On Saturday night, Megan Sleeper ’02 won her first Emmy Award, and three days later, she still felt like she was “kind of in shock.”
The Academy of Television Arts & Sciences honored Sleeper for her work casting the A&E docuseries Born This Way: a first not only for Sleeper, but for the Academy, which only began giving out casting Emmys this year.
“I was emotional when I first heard my name,” said Sleeper, who collected her Outstanding Casting for a Reality Program Emmy with fellow Bunim/Murray Productions casting vice president Sasha Alpert, “…just really proud. Our cast is so phenomenal; they’re really special. I think a big part of this was for them. I’m just really excited for them as well.”
Born This Way, which was just renewed for a fourth season, follows seven young adults with Down syndrome, showing their accomplishments, dreams, heartbreaks, and joys. In addition to the casting award, the series also took home an Outstanding Cinematography for a Reality Program Emmy.
Sleeper has worked at Bunim/Murray since she was an Emerson student, interning there during a semester in Los Angeles.

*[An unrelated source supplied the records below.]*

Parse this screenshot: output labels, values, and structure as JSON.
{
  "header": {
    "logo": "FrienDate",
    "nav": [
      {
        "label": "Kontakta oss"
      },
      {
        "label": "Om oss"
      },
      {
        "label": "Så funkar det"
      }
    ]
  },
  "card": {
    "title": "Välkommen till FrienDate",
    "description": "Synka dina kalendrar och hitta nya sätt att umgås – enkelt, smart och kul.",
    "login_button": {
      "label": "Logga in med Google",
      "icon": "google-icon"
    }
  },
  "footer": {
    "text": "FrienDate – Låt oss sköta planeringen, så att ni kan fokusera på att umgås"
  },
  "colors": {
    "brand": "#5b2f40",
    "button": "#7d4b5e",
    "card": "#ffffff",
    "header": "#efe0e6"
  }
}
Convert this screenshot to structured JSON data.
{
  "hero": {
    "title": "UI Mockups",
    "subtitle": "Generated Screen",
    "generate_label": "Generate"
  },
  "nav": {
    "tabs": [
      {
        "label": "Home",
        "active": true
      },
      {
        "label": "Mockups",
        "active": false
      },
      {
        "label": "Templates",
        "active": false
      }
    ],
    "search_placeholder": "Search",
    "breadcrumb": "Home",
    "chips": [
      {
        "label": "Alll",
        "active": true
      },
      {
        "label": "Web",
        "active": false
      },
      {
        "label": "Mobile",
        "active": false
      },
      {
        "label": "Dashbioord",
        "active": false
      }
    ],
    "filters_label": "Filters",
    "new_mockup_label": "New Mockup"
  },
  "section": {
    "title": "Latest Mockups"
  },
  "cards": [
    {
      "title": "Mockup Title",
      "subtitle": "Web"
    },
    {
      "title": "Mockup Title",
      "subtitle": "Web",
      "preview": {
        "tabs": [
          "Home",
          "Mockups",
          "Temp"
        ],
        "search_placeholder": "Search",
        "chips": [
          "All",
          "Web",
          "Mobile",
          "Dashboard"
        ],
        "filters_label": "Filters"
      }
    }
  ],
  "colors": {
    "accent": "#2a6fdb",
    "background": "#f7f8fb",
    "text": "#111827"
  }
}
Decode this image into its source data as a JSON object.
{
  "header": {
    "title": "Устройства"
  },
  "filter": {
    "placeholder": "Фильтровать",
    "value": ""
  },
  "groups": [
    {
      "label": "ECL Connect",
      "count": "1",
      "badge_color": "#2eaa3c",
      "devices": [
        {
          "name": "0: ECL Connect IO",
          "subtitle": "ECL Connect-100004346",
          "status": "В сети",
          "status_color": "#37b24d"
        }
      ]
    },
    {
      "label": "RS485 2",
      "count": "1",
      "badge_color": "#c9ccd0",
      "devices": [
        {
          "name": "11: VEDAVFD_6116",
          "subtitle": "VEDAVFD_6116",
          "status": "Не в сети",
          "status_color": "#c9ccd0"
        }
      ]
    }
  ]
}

Her first show was MTV’s The Real World, back when reality shows were still a fairly new thing and she was barely older than the people she was casting.
Over the years, she’s picked the stars of series such as The Biggest Loser (NBC), The Rebel Billionaire: Branson’s Quest for the Best (FOX), Best Ink (Oxygen), and Starting Over (NBC). She produced a documentary film, New York Says Thank You, that premiered as a Spotlight Feature film at the 2011 Tribeca Film Festival.
But Sleeper called Born This Way a “once in a lifetime project.”
“Not only is it just an incredibly rewarding and inspiring docuseries, it really points to an important message of inclusion and understanding,” a message, Sleeper added, that she learned at Emerson.
Because the show is so groundbreaking, Sleeper said, casting for it required a whole different protocol and set of skills. Before they could meet any prospective stars, they had to learn about the Down syndrome community, working with different organizations to make sure they got the show right and portrayed the cast honestly and respectfully. They also had to earn the trust of the cast members’ families.
“I think, ultimately, the families were over the moon [with the show],” Sleeper said. “It was an incredible season for the cast, their families. I think everyone feels really proud of the way the show kind of exposes the true, loving nature and abilities of the Down syndrome community.”
Sleeper said she believes there’s starting to be a shift in reality TV toward series such as Born This Way that aim to educate and enlighten audiences about diverse groups of people, rather than just entertain them.
With every step of her career, Sleeper said, there have been fellow Emerson alumni right alongside her, whether at Bunim/Murray or on the crew of the various productions she’s worked on.
Right now, two other Emersonians—Senior Vice President of Production John Greco and Vice President of Creative Ben Salter—work with Sleeper.
“We’ll pass each other in the hallway and shout out, ‘Emerson!’ or ‘Go Lions!’” she said. “It’s an unspoken, and sometimes spoken, bond that sticks with us.”